• EXERCISE REQUIREMENTS: Please work out how many of the lines below include "device". Only the number should be given.

########################################

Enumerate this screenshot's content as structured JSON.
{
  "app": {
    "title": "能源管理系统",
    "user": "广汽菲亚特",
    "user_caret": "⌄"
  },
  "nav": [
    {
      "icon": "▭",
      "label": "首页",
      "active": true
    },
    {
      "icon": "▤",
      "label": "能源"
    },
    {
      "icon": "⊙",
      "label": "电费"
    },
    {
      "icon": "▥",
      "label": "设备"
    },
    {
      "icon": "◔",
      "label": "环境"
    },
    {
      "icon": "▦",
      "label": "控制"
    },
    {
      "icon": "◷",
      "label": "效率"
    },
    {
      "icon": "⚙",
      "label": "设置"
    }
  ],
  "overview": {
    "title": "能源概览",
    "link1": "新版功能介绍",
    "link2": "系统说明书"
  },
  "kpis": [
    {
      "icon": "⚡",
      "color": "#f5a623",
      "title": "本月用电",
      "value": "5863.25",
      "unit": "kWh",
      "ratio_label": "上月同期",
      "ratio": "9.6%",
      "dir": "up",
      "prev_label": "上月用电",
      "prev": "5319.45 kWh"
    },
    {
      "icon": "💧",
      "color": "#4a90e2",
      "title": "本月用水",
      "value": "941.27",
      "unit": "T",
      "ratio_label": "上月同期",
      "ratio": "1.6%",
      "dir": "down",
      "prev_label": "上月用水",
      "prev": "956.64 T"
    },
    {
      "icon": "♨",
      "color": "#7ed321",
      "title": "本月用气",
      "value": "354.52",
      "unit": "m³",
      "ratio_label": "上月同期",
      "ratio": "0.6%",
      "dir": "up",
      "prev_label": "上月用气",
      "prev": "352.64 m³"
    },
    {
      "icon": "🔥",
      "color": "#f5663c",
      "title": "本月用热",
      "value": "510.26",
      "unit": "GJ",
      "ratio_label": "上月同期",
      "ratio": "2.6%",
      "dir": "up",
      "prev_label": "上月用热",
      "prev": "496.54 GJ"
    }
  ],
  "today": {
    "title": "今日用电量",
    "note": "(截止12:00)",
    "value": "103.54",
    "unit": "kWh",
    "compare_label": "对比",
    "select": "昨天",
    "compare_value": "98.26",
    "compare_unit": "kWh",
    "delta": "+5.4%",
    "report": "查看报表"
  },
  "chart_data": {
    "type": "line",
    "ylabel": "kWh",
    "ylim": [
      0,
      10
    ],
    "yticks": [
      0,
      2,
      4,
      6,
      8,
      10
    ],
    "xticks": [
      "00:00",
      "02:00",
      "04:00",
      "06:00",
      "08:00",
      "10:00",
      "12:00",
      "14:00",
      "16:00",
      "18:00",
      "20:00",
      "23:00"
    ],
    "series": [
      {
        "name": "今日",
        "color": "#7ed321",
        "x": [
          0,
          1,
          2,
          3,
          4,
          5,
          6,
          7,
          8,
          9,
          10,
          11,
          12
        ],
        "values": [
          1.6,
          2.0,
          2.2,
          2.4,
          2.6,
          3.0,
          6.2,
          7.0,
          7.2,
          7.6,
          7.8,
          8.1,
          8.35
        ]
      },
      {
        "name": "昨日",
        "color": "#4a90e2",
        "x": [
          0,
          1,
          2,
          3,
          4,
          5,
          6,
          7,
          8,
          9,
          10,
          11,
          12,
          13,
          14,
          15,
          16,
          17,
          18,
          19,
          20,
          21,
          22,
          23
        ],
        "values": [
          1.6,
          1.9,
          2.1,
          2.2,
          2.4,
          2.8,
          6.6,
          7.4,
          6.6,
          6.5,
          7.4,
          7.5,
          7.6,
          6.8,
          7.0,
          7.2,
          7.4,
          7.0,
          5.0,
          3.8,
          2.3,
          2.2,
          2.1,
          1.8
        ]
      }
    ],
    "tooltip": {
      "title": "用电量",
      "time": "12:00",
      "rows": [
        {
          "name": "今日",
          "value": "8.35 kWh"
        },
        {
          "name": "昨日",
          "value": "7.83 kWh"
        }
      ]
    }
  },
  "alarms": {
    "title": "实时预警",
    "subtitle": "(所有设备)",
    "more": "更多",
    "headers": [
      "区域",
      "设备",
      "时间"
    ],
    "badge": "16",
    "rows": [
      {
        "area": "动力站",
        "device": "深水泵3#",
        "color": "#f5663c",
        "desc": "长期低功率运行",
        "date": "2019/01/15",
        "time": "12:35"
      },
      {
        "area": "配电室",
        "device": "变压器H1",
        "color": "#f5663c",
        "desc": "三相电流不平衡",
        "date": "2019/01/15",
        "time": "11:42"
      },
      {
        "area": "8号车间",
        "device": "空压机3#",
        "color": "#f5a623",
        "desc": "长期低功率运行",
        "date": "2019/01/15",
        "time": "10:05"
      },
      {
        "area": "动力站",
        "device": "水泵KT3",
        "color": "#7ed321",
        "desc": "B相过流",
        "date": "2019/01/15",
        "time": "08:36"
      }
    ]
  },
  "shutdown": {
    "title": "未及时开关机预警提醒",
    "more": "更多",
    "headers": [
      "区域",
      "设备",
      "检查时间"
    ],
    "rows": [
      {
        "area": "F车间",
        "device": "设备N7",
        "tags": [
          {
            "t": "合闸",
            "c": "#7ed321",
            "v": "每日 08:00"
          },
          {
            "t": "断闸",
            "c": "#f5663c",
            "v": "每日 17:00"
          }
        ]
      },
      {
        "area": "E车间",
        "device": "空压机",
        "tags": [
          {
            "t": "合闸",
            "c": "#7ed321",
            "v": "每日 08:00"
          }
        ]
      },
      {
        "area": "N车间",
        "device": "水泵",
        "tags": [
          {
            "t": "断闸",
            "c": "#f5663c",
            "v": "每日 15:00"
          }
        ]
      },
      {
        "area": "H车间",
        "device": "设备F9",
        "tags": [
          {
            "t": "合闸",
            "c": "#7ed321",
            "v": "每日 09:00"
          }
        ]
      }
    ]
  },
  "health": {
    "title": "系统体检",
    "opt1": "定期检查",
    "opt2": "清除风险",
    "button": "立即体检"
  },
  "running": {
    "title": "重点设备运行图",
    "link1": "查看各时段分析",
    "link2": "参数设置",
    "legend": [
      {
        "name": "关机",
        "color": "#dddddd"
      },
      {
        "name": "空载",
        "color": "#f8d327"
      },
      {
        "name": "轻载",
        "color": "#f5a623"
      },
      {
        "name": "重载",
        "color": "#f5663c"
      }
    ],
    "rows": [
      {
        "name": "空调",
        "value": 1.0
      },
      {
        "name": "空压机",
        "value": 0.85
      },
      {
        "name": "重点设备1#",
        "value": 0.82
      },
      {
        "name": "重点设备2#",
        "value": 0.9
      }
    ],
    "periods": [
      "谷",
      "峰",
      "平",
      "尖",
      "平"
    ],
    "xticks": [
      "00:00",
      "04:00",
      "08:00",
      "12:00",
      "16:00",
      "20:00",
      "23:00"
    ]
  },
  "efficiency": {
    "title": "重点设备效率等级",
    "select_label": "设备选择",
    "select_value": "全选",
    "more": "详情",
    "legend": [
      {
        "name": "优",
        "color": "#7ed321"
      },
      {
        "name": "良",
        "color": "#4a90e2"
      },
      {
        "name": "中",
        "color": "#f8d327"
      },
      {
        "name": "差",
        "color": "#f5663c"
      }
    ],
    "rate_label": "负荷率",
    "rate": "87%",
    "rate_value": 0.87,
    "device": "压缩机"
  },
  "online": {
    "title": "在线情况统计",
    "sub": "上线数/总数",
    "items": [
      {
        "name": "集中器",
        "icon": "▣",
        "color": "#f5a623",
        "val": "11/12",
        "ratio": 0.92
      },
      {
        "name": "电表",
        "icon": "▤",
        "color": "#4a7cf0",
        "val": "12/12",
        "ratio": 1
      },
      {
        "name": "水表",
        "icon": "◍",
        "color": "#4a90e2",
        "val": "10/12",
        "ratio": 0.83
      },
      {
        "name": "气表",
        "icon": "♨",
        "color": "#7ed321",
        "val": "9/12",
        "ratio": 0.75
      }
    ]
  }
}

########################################

• ANSWER TO THIS EXERCISE: 9